### Instructions to follow
Only the pictures are to be left out; return the rest of the data exactly as it stands.
'''
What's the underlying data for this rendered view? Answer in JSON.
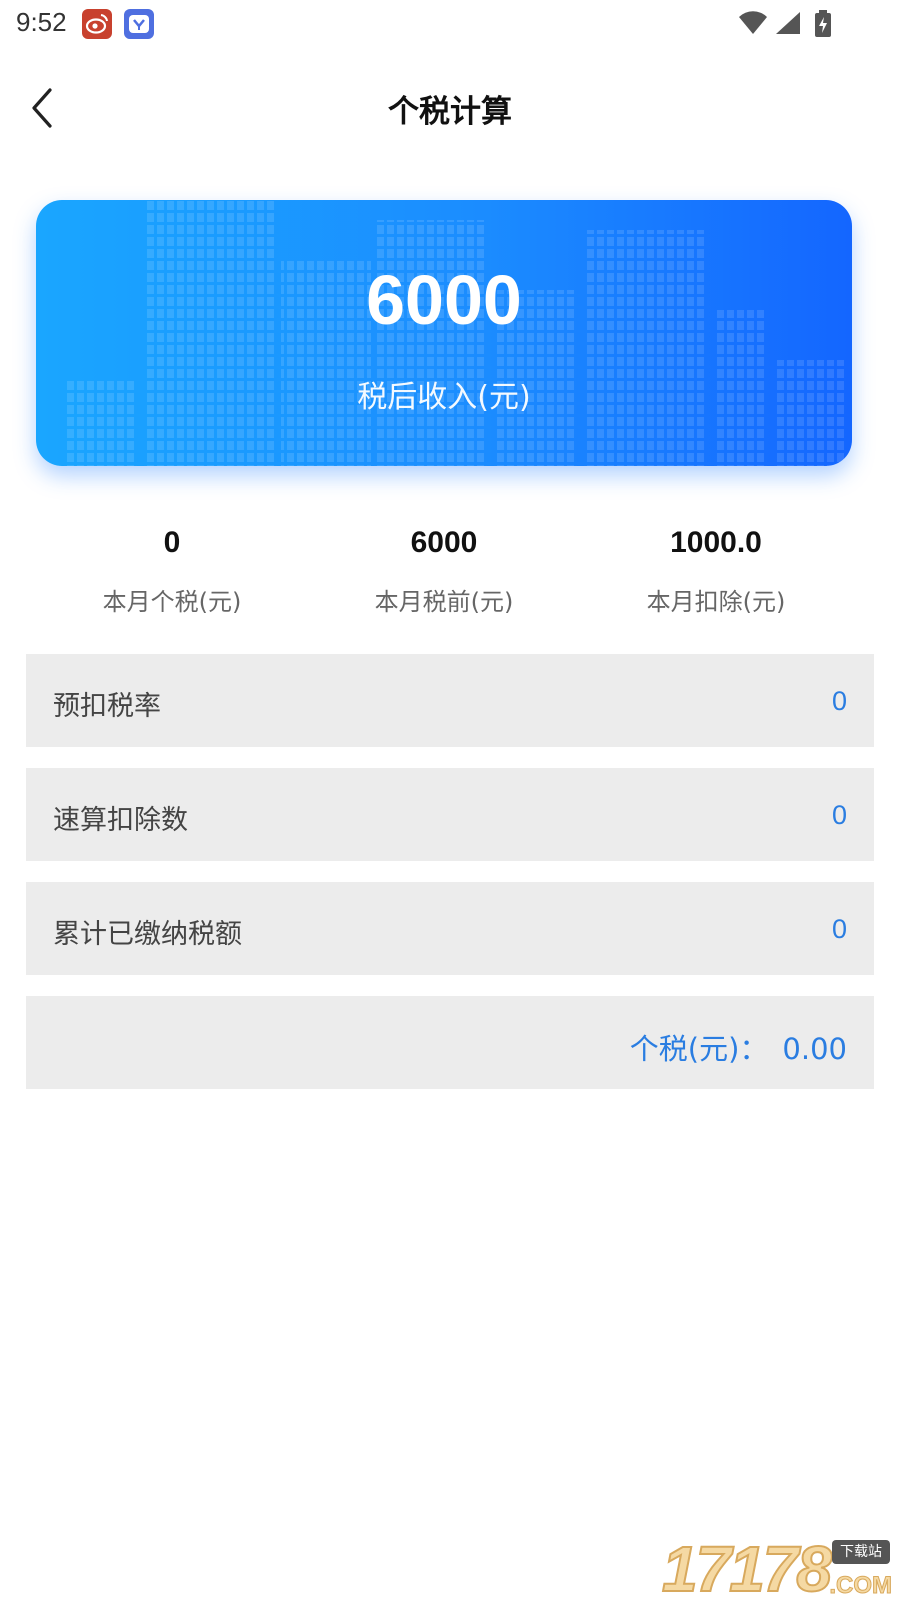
{
  "status_bar": {
    "time": "9:52",
    "notifications": [
      "weibo-icon",
      "app-notification-icon"
    ],
    "indicators": [
      "wifi-icon",
      "signal-icon",
      "battery-charging-icon"
    ]
  },
  "header": {
    "title": "个税计算",
    "back_icon": "chevron-left-icon"
  },
  "hero": {
    "value": "6000",
    "label": "税后收入(元)",
    "gradient": [
      "#1aa6ff",
      "#1466ff"
    ]
  },
  "stats": [
    {
      "value": "0",
      "label": "本月个税(元)"
    },
    {
      "value": "6000",
      "label": "本月税前(元)"
    },
    {
      "value": "1000.0",
      "label": "本月扣除(元)"
    }
  ],
  "rows": [
    {
      "label": "预扣税率",
      "value": "0"
    },
    {
      "label": "速算扣除数",
      "value": "0"
    },
    {
      "label": "累计已缴纳税额",
      "value": "0"
    }
  ],
  "total": {
    "label": "个税(元)：",
    "value": "0.00"
  },
  "colors": {
    "accent": "#2a7de1",
    "row_bg": "#ececec"
  },
  "watermark": {
    "digits": "17178",
    "badge": "下载站",
    "suffix": ".COM"
  }
}
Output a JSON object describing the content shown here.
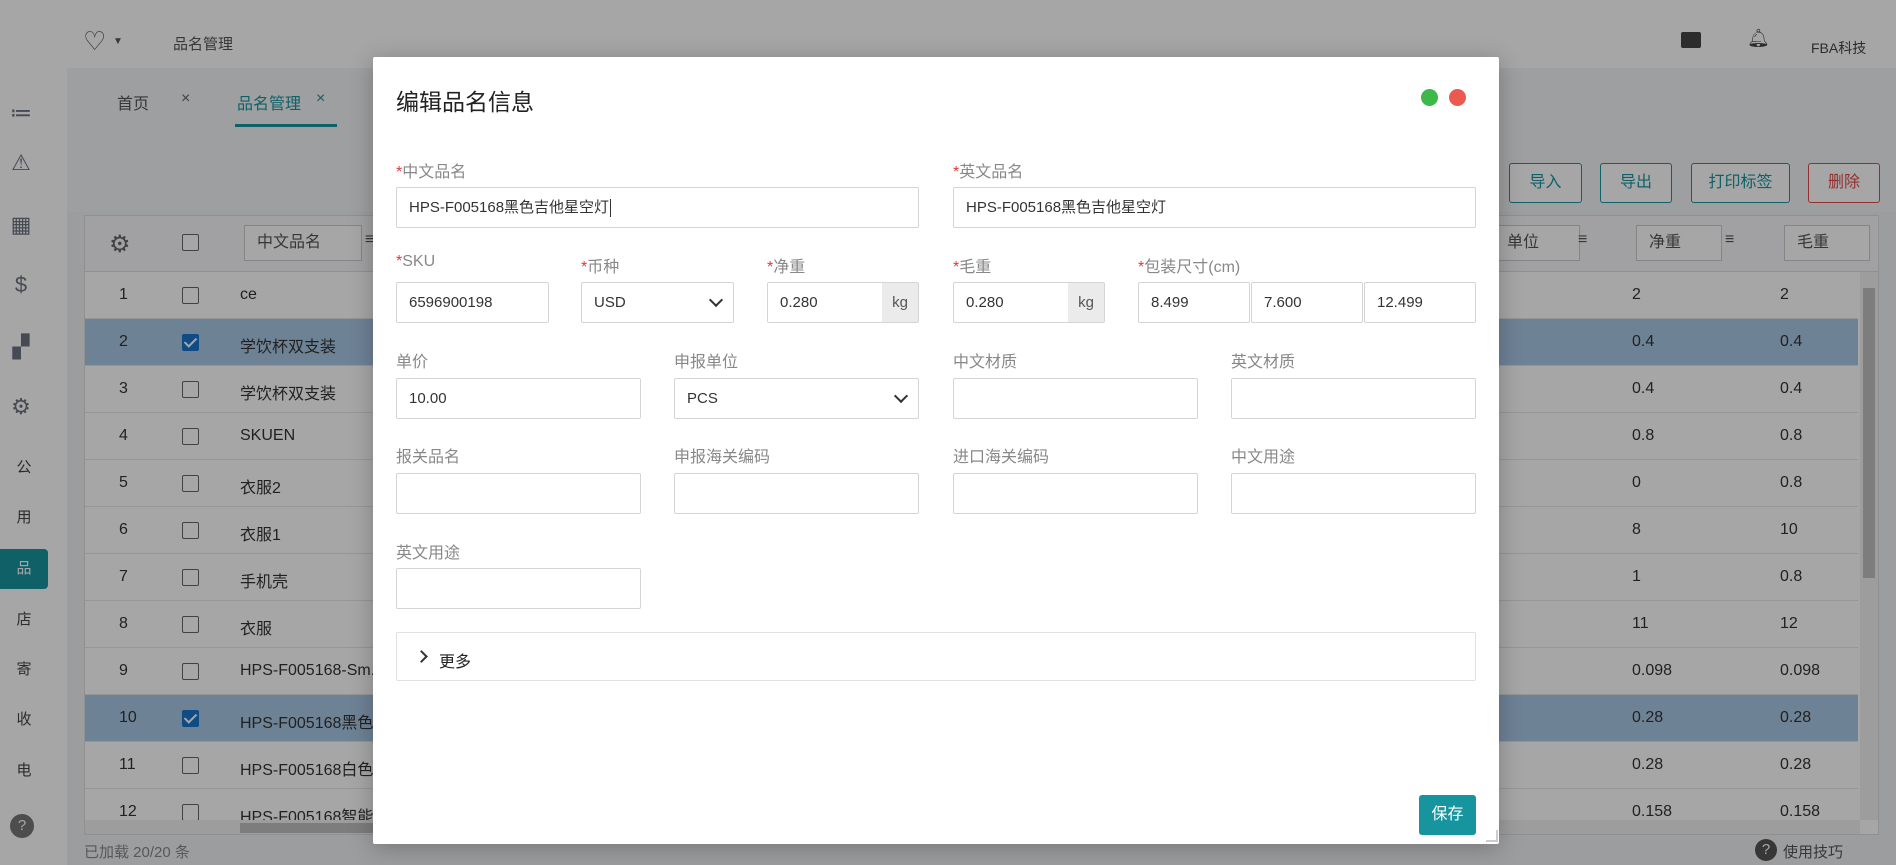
{
  "header": {
    "breadcrumb": "品名管理",
    "company": "FBA科技"
  },
  "sidebar": {
    "items": [
      "公",
      "用",
      "品",
      "店",
      "寄",
      "收",
      "电"
    ],
    "active_index": 2
  },
  "tabs": [
    {
      "label": "首页",
      "close": "×"
    },
    {
      "label": "品名管理",
      "close": "×"
    }
  ],
  "toolbar": {
    "import": "导入",
    "export": "导出",
    "print_label": "打印标签",
    "delete": "删除"
  },
  "table": {
    "columns": {
      "cn_name": "中文品名",
      "unit": "单位",
      "net_weight": "净重",
      "gross_weight": "毛重",
      "menu_glyph": "≡"
    },
    "rows": [
      {
        "no": "1",
        "name": "ce",
        "net": "2",
        "gross": "2",
        "checked": false
      },
      {
        "no": "2",
        "name": "学饮杯双支装",
        "net": "0.4",
        "gross": "0.4",
        "checked": true
      },
      {
        "no": "3",
        "name": "学饮杯双支装",
        "net": "0.4",
        "gross": "0.4",
        "checked": false
      },
      {
        "no": "4",
        "name": "SKUEN",
        "net": "0.8",
        "gross": "0.8",
        "checked": false
      },
      {
        "no": "5",
        "name": "衣服2",
        "net": "0",
        "gross": "0.8",
        "checked": false
      },
      {
        "no": "6",
        "name": "衣服1",
        "net": "8",
        "gross": "10",
        "checked": false
      },
      {
        "no": "7",
        "name": "手机壳",
        "net": "1",
        "gross": "0.8",
        "checked": false
      },
      {
        "no": "8",
        "name": "衣服",
        "net": "11",
        "gross": "12",
        "checked": false
      },
      {
        "no": "9",
        "name": "HPS-F005168-Sm...",
        "net": "0.098",
        "gross": "0.098",
        "checked": false
      },
      {
        "no": "10",
        "name": "HPS-F005168黑色...",
        "net": "0.28",
        "gross": "0.28",
        "checked": true
      },
      {
        "no": "11",
        "name": "HPS-F005168白色...",
        "net": "0.28",
        "gross": "0.28",
        "checked": false
      },
      {
        "no": "12",
        "name": "HPS-F005168智能...",
        "net": "0.158",
        "gross": "0.158",
        "checked": false
      }
    ]
  },
  "status": {
    "loaded": "已加载 20/20 条",
    "help": "使用技巧"
  },
  "modal": {
    "title": "编辑品名信息",
    "required_mark": "*",
    "cn_name": {
      "label": "中文品名",
      "value": "HPS-F005168黑色吉他星空灯"
    },
    "en_name": {
      "label": "英文品名",
      "value": "HPS-F005168黑色吉他星空灯"
    },
    "sku": {
      "label": "SKU",
      "value": "6596900198"
    },
    "currency": {
      "label": "币种",
      "value": "USD"
    },
    "net_weight": {
      "label": "净重",
      "value": "0.280",
      "unit": "kg"
    },
    "gross_weight": {
      "label": "毛重",
      "value": "0.280",
      "unit": "kg"
    },
    "package_size": {
      "label": "包装尺寸(cm)",
      "length": "8.499",
      "width": "7.600",
      "height": "12.499"
    },
    "unit_price": {
      "label": "单价",
      "value": "10.00"
    },
    "declare_unit": {
      "label": "申报单位",
      "value": "PCS"
    },
    "cn_material": {
      "label": "中文材质",
      "value": ""
    },
    "en_material": {
      "label": "英文材质",
      "value": ""
    },
    "customs_name": {
      "label": "报关品名",
      "value": ""
    },
    "declare_hs_code": {
      "label": "申报海关编码",
      "value": ""
    },
    "import_hs_code": {
      "label": "进口海关编码",
      "value": ""
    },
    "cn_usage": {
      "label": "中文用途",
      "value": ""
    },
    "en_usage": {
      "label": "英文用途",
      "value": ""
    },
    "more": "更多",
    "save": "保存"
  },
  "colors": {
    "primary": "#17959e",
    "danger": "#e04b4b",
    "selected_row": "#a9c8e6",
    "required": "#e53935",
    "window_green": "#3cb94a",
    "window_red": "#ec5a4f"
  }
}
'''
### Written response
What's the underlying data for this rendered view? Answer in JSON.
{
  "status_bar": {
    "time": "9:52",
    "notifications": [
      "weibo-icon",
      "app-notification-icon"
    ],
    "indicators": [
      "wifi-icon",
      "signal-icon",
      "battery-charging-icon"
    ]
  },
  "header": {
    "title": "个税计算",
    "back_icon": "chevron-left-icon"
  },
  "hero": {
    "value": "6000",
    "label": "税后收入(元)",
    "gradient": [
      "#1aa6ff",
      "#1466ff"
    ]
  },
  "stats": [
    {
      "value": "0",
      "label": "本月个税(元)"
    },
    {
      "value": "6000",
      "label": "本月税前(元)"
    },
    {
      "value": "1000.0",
      "label": "本月扣除(元)"
    }
  ],
  "rows": [
    {
      "label": "预扣税率",
      "value": "0"
    },
    {
      "label": "速算扣除数",
      "value": "0"
    },
    {
      "label": "累计已缴纳税额",
      "value": "0"
    }
  ],
  "total": {
    "label": "个税(元)：",
    "value": "0.00"
  },
  "colors": {
    "accent": "#2a7de1",
    "row_bg": "#ececec"
  },
  "watermark": {
    "digits": "17178",
    "badge": "下载站",
    "suffix": ".COM"
  }
}
Output a JSON object describing the content shown here.
{
  "header": {
    "breadcrumb": "品名管理",
    "company": "FBA科技"
  },
  "sidebar": {
    "items": [
      "公",
      "用",
      "品",
      "店",
      "寄",
      "收",
      "电"
    ],
    "active_index": 2
  },
  "tabs": [
    {
      "label": "首页",
      "close": "×"
    },
    {
      "label": "品名管理",
      "close": "×"
    }
  ],
  "toolbar": {
    "import": "导入",
    "export": "导出",
    "print_label": "打印标签",
    "delete": "删除"
  },
  "table": {
    "columns": {
      "cn_name": "中文品名",
      "unit": "单位",
      "net_weight": "净重",
      "gross_weight": "毛重",
      "menu_glyph": "≡"
    },
    "rows": [
      {
        "no": "1",
        "name": "ce",
        "net": "2",
        "gross": "2",
        "checked": false
      },
      {
        "no": "2",
        "name": "学饮杯双支装",
        "net": "0.4",
        "gross": "0.4",
        "checked": true
      },
      {
        "no": "3",
        "name": "学饮杯双支装",
        "net": "0.4",
        "gross": "0.4",
        "checked": false
      },
      {
        "no": "4",
        "name": "SKUEN",
        "net": "0.8",
        "gross": "0.8",
        "checked": false
      },
      {
        "no": "5",
        "name": "衣服2",
        "net": "0",
        "gross": "0.8",
        "checked": false
      },
      {
        "no": "6",
        "name": "衣服1",
        "net": "8",
        "gross": "10",
        "checked": false
      },
      {
        "no": "7",
        "name": "手机壳",
        "net": "1",
        "gross": "0.8",
        "checked": false
      },
      {
        "no": "8",
        "name": "衣服",
        "net": "11",
        "gross": "12",
        "checked": false
      },
      {
        "no": "9",
        "name": "HPS-F005168-Sm...",
        "net": "0.098",
        "gross": "0.098",
        "checked": false
      },
      {
        "no": "10",
        "name": "HPS-F005168黑色...",
        "net": "0.28",
        "gross": "0.28",
        "checked": true
      },
      {
        "no": "11",
        "name": "HPS-F005168白色...",
        "net": "0.28",
        "gross": "0.28",
        "checked": false
      },
      {
        "no": "12",
        "name": "HPS-F005168智能...",
        "net": "0.158",
        "gross": "0.158",
        "checked": false
      }
    ]
  },
  "status": {
    "loaded": "已加载 20/20 条",
    "help": "使用技巧"
  },
  "modal": {
    "title": "编辑品名信息",
    "required_mark": "*",
    "cn_name": {
      "label": "中文品名",
      "value": "HPS-F005168黑色吉他星空灯"
    },
    "en_name": {
      "label": "英文品名",
      "value": "HPS-F005168黑色吉他星空灯"
    },
    "sku": {
      "label": "SKU",
      "value": "6596900198"
    },
    "currency": {
      "label": "币种",
      "value": "USD"
    },
    "net_weight": {
      "label": "净重",
      "value": "0.280",
      "unit": "kg"
    },
    "gross_weight": {
      "label": "毛重",
      "value": "0.280",
      "unit": "kg"
    },
    "package_size": {
      "label": "包装尺寸(cm)",
      "length": "8.499",
      "width": "7.600",
      "height": "12.499"
    },
    "unit_price": {
      "label": "单价",
      "value": "10.00"
    },
    "declare_unit": {
      "label": "申报单位",
      "value": "PCS"
    },
    "cn_material": {
      "label": "中文材质",
      "value": ""
    },
    "en_material": {
      "label": "英文材质",
      "value": ""
    },
    "customs_name": {
      "label": "报关品名",
      "value": ""
    },
    "declare_hs_code": {
      "label": "申报海关编码",
      "value": ""
    },
    "import_hs_code": {
      "label": "进口海关编码",
      "value": ""
    },
    "cn_usage": {
      "label": "中文用途",
      "value": ""
    },
    "en_usage": {
      "label": "英文用途",
      "value": ""
    },
    "more": "更多",
    "save": "保存"
  },
  "colors": {
    "primary": "#17959e",
    "danger": "#e04b4b",
    "selected_row": "#a9c8e6",
    "required": "#e53935",
    "window_green": "#3cb94a",
    "window_red": "#ec5a4f"
  }
}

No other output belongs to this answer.